Arterial occlusive disease
With arterial occlusive disease, the obstruction or narrowing of the lumen of the aorta and its major branches causes an interruption of blood flow, usually to the legs and feet. Arterial occlusive disease may affect the carotid, vertebral, innominate, subclavian, mesenteric, or celiac artery. Occlusions, which may be acute or chronic, often cause severe ischemia, skin ulceration, and gangrene.
Arterial occlusive disease is more common in males than in females. The prognosis depends on the location of the occlusion, the development of collateral circulation to counteract reduced blood flow and, if the patient has acute disease, the time elapsed between occlusion and its removal.
Arterial occlusive disease is a common complication of atherosclerosis. The occlusive mechanism may be endogenous, due to embolus formation or thrombosis, or exogenous, due to trauma or fracture. Predisposing factors include smoking; aging; conditions such as hypertension, hyperlipidemia, and diabetes; and a family history of vascular disorders, myocardial infarction, or stroke.
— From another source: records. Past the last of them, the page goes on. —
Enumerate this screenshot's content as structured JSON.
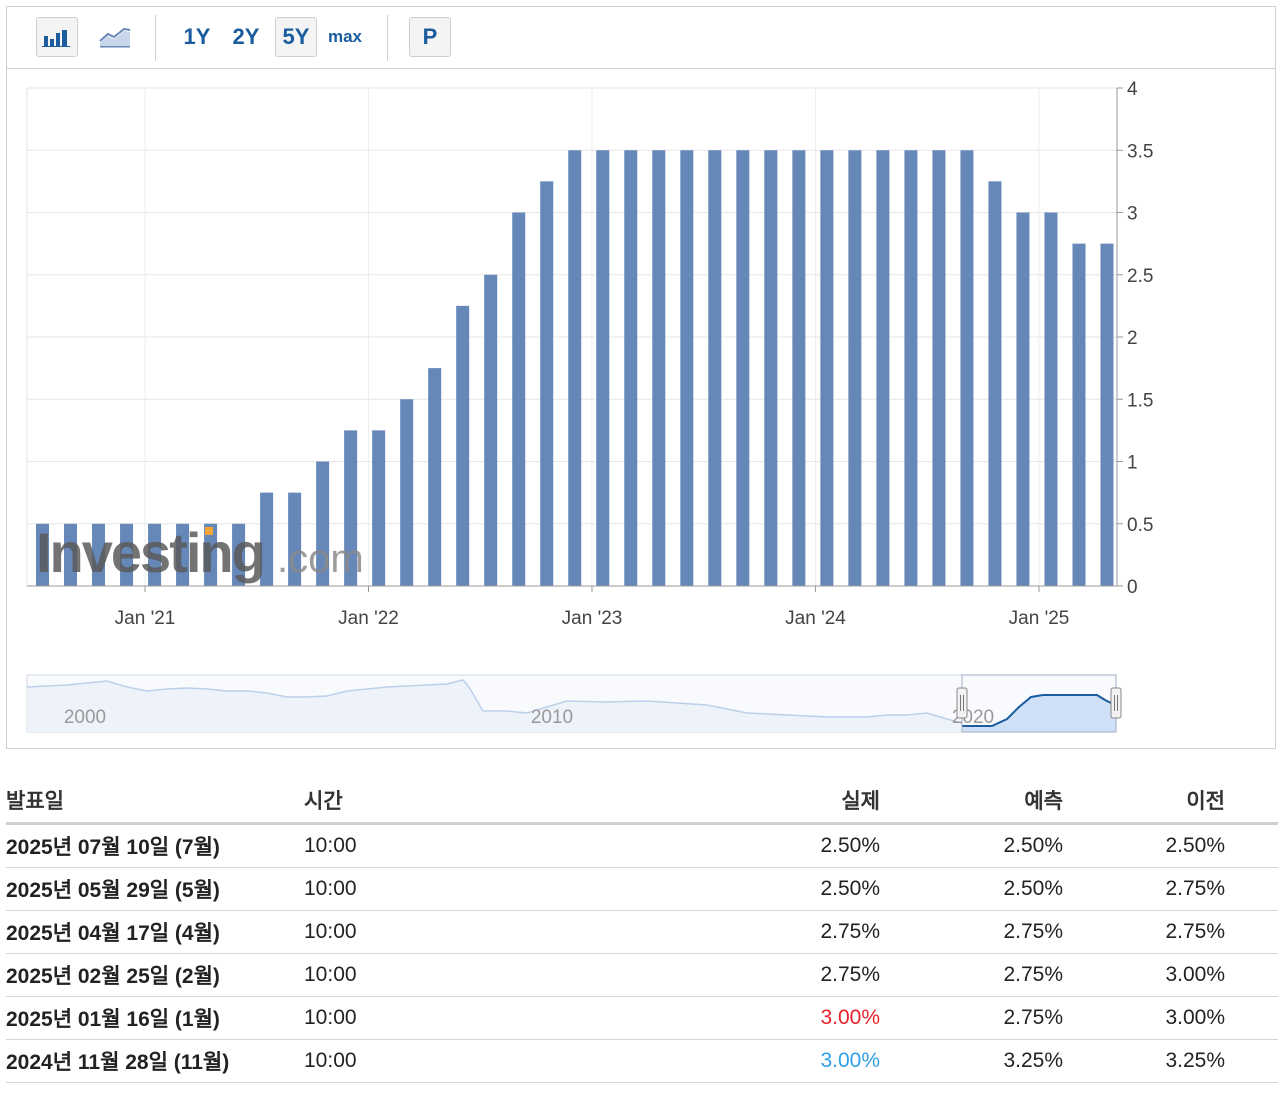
{
  "toolbar": {
    "bar_icon": "bar-chart-icon",
    "line_icon": "line-chart-icon",
    "ranges": [
      "1Y",
      "2Y",
      "5Y",
      "max"
    ],
    "selected_range": "5Y",
    "print_label": "P"
  },
  "watermark": "Investing.com",
  "colors": {
    "bar": "#6688b8",
    "accent": "#1a5c9e",
    "navigator_fill": "#cfe0f7",
    "negative": "#e8222c",
    "positive": "#2f9fe6"
  },
  "chart_data": {
    "type": "bar",
    "y_ticks": [
      "0",
      "0.5",
      "1",
      "1.5",
      "2",
      "2.5",
      "3",
      "3.5",
      "4"
    ],
    "ylim": [
      0,
      4
    ],
    "y_axis_side": "right",
    "x_ticks": [
      "Jan '21",
      "Jan '22",
      "Jan '23",
      "Jan '24",
      "Jan '25"
    ],
    "grid": true,
    "values": [
      0.5,
      0.5,
      0.5,
      0.5,
      0.5,
      0.5,
      0.5,
      0.5,
      0.75,
      0.75,
      1.0,
      1.25,
      1.25,
      1.5,
      1.75,
      2.25,
      2.5,
      3.0,
      3.25,
      3.5,
      3.5,
      3.5,
      3.5,
      3.5,
      3.5,
      3.5,
      3.5,
      3.5,
      3.5,
      3.5,
      3.5,
      3.5,
      3.5,
      3.5,
      3.25,
      3.0,
      3.0,
      2.75,
      2.75
    ],
    "navigator": {
      "labels": [
        "2000",
        "2010",
        "2020"
      ]
    }
  },
  "table": {
    "headers": {
      "date": "발표일",
      "time": "시간",
      "actual": "실제",
      "forecast": "예측",
      "previous": "이전"
    },
    "rows": [
      {
        "date": "2025년 07월 10일 (7월)",
        "time": "10:00",
        "actual": "2.50%",
        "forecast": "2.50%",
        "previous": "2.50%",
        "actual_color": "normal"
      },
      {
        "date": "2025년 05월 29일 (5월)",
        "time": "10:00",
        "actual": "2.50%",
        "forecast": "2.50%",
        "previous": "2.75%",
        "actual_color": "normal"
      },
      {
        "date": "2025년 04월 17일 (4월)",
        "time": "10:00",
        "actual": "2.75%",
        "forecast": "2.75%",
        "previous": "2.75%",
        "actual_color": "normal"
      },
      {
        "date": "2025년 02월 25일 (2월)",
        "time": "10:00",
        "actual": "2.75%",
        "forecast": "2.75%",
        "previous": "3.00%",
        "actual_color": "normal"
      },
      {
        "date": "2025년 01월 16일 (1월)",
        "time": "10:00",
        "actual": "3.00%",
        "forecast": "2.75%",
        "previous": "3.00%",
        "actual_color": "negative"
      },
      {
        "date": "2024년 11월 28일 (11월)",
        "time": "10:00",
        "actual": "3.00%",
        "forecast": "3.25%",
        "previous": "3.25%",
        "actual_color": "positive"
      }
    ]
  }
}
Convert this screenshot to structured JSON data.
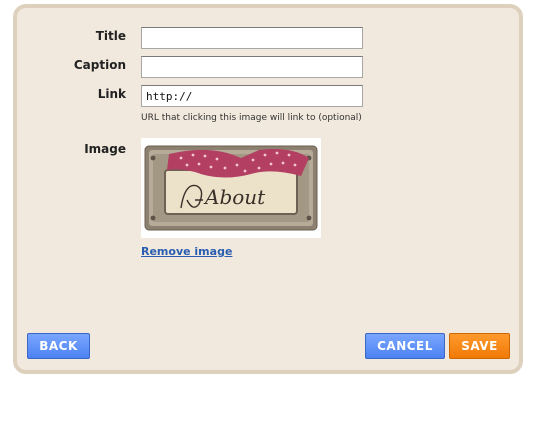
{
  "form": {
    "title_label": "Title",
    "caption_label": "Caption",
    "link_label": "Link",
    "image_label": "Image",
    "title_value": "",
    "caption_value": "",
    "link_value": "http://",
    "link_hint": "URL that clicking this image will link to (optional)",
    "image_text": "About",
    "remove_image_label": "Remove image"
  },
  "buttons": {
    "back": "BACK",
    "cancel": "CANCEL",
    "save": "SAVE"
  },
  "colors": {
    "dialog_bg": "#f1e9dd",
    "dialog_border": "#ddd1bd",
    "button_blue": "#5b8ff9",
    "button_orange": "#f5840f",
    "link_blue": "#2a5db0"
  }
}
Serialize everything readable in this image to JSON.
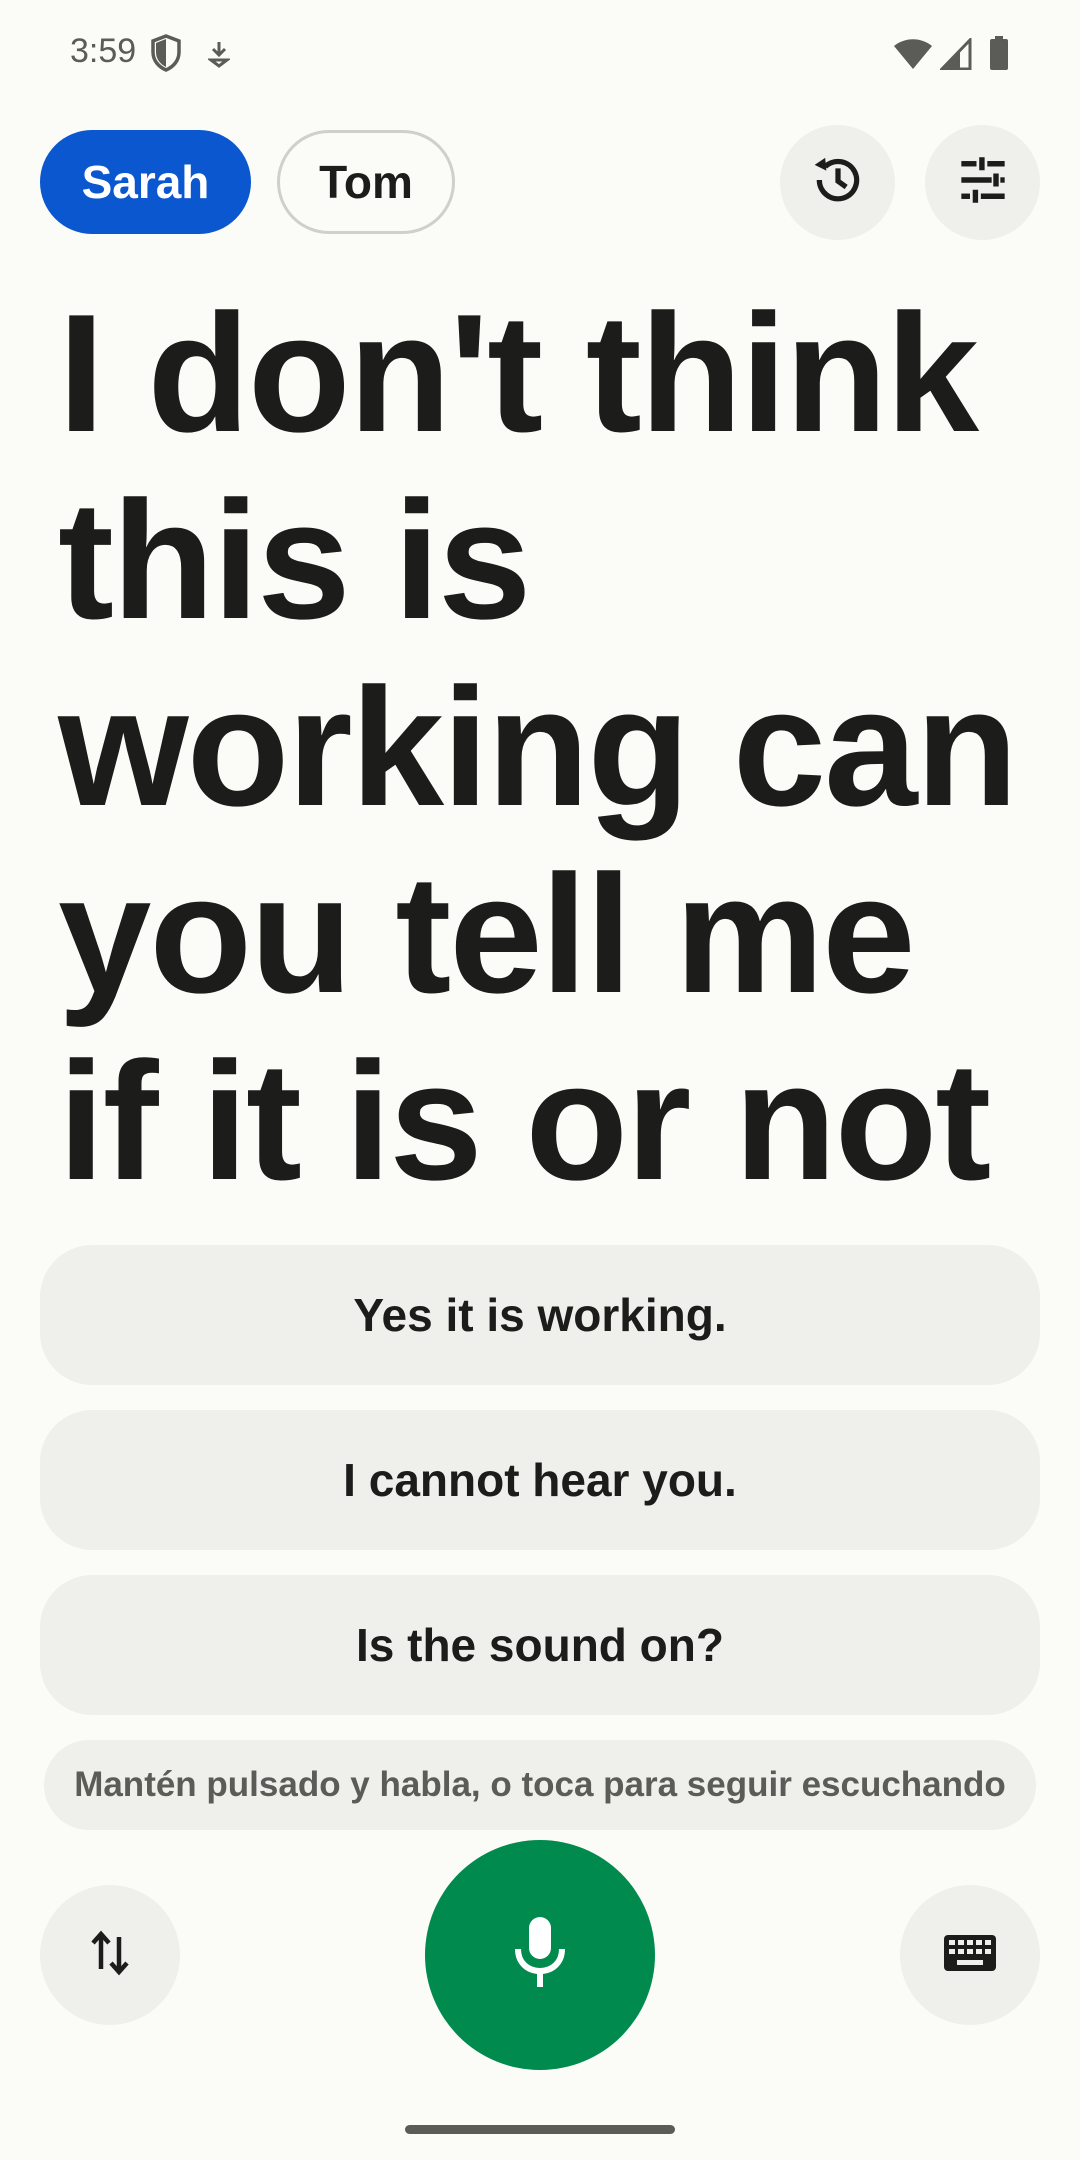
{
  "status_bar": {
    "time": "3:59",
    "icons": [
      "shield-icon",
      "download-icon",
      "wifi-icon",
      "cellular-signal-icon",
      "battery-icon"
    ]
  },
  "speakers": {
    "active": "Sarah",
    "inactive": "Tom"
  },
  "toolbar": {
    "history_icon": "history-icon",
    "settings_icon": "tune-icon"
  },
  "transcript": {
    "text": "I don't think this is working can you tell me if it is or not"
  },
  "suggested_replies": [
    {
      "label": "Yes it is working."
    },
    {
      "label": "I cannot hear you."
    },
    {
      "label": "Is the sound on?"
    }
  ],
  "hint": {
    "text": "Mantén pulsado y habla, o toca para seguir escuchando"
  },
  "bottom_bar": {
    "swap_icon": "swap-vertical-icon",
    "mic_icon": "microphone-icon",
    "keyboard_icon": "keyboard-icon"
  },
  "colors": {
    "accent": "#0b57d0",
    "mic": "#008a4d",
    "surface": "#efefec",
    "background": "#fbfbf8"
  }
}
Signs and symptoms
Evidence of this disease varies widely, according to the occlusion site. (See Clinical features of arterial occlusive disease.)
Clinical features of arterial occlusive disease
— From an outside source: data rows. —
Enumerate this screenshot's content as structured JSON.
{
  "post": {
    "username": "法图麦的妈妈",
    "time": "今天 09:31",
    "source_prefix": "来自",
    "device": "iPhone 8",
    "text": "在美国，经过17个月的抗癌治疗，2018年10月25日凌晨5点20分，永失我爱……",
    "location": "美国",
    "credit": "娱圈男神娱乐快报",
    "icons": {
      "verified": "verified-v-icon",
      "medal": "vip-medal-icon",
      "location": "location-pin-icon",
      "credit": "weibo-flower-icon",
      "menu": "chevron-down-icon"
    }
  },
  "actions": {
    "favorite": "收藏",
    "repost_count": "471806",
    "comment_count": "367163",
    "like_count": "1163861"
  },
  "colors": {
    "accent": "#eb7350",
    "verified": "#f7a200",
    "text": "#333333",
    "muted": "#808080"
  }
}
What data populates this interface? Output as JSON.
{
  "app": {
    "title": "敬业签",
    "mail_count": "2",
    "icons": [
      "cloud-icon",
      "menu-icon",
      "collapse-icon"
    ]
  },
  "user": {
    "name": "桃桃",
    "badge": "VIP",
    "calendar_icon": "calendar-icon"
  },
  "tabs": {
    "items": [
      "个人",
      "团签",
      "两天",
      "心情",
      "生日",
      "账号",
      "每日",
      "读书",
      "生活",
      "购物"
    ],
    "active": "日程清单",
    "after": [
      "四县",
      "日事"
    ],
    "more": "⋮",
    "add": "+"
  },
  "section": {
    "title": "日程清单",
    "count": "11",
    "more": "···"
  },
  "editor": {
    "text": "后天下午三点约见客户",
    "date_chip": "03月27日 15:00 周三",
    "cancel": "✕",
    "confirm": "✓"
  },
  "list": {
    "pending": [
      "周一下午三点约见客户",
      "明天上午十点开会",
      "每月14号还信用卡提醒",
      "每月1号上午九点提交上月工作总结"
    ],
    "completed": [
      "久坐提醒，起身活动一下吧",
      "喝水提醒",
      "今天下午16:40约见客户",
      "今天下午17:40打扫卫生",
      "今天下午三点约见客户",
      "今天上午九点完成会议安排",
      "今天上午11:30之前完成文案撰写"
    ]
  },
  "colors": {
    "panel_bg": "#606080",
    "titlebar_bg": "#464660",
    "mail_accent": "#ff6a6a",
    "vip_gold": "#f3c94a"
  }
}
|Site Of Occlusion||Signs and symptoms|
|Aortic bifurcation (saddle block occlusion, an emergency associated with cardiac embolization)||Sensory and motor deficits (muscle weakness, numbness, paresthesia, paralysis) and signs of ischemia (sudden pain; cold, pale legs with decreased or absent peripheral pulses) in both legs|
|Carotid arterial system||Neurologic dysfunction (transient ischemic attacks [TIAs] due to reduced cerebral circulation produce unilateral sensory or motor dysfunction [transient monocular blindness, hemiparesis], possible aphasia or dysarthria, confusion, decreased mentation, and headache; these recurrent clinical features usually last 5 to 10 minutes but may persist up to 24 hours and may herald a stroke); absent or decreased pulsation with an auscultatory bruit over the affected vessels|
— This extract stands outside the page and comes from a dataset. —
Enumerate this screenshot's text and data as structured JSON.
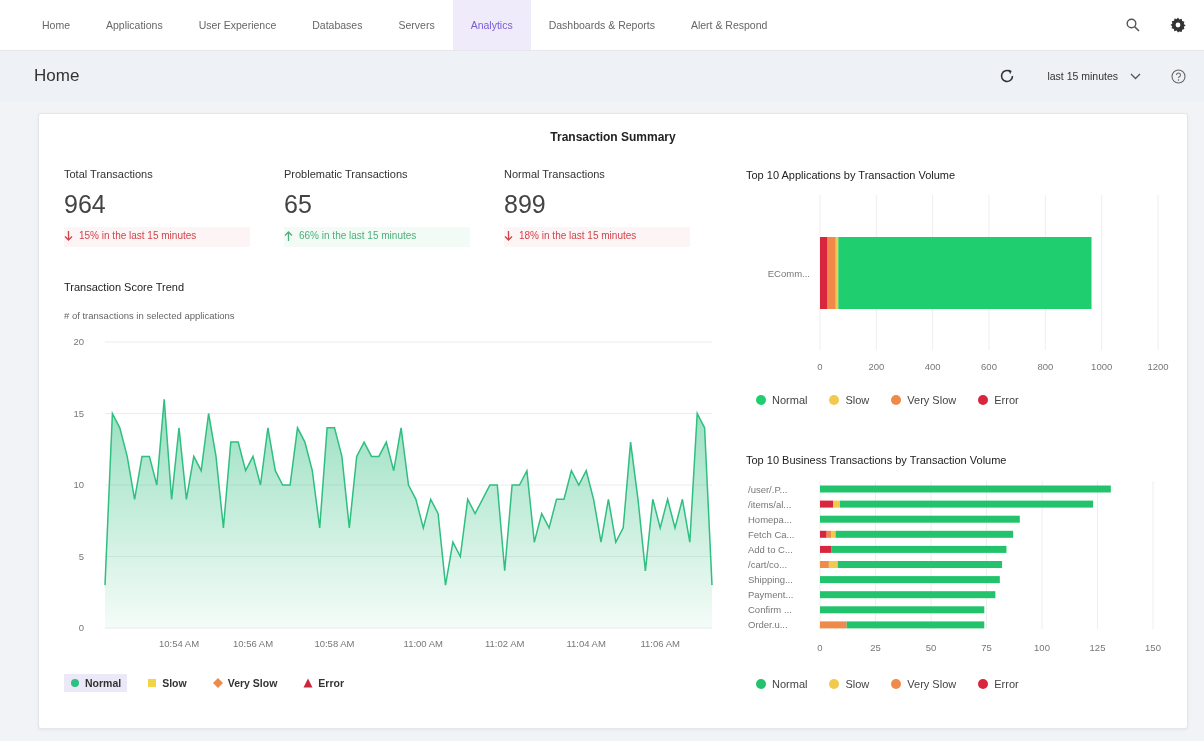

|Femoral and popliteal arteries|
(associated with aneurysm formation)
|Intermittent claudication of the calves on exertion; ischemic pain in feet; pretrophic pain (heralds necrosis and ulceration); leg pallor and coolness; blanching of feet on elevation; gangrene; no palpable pulses in ankles and feet|
|Intermittent claudication of lower back, buttocks, and thighs relieved by rest; absent or reduced femoral or distal pulses; possible bruit over femoral arteries; impotence|
|Neurologic dysfunction (signs and symptoms of vertebrobasilar occlusion); indications of ischemia (claudication) of right arm; possible bruit over right side of neck|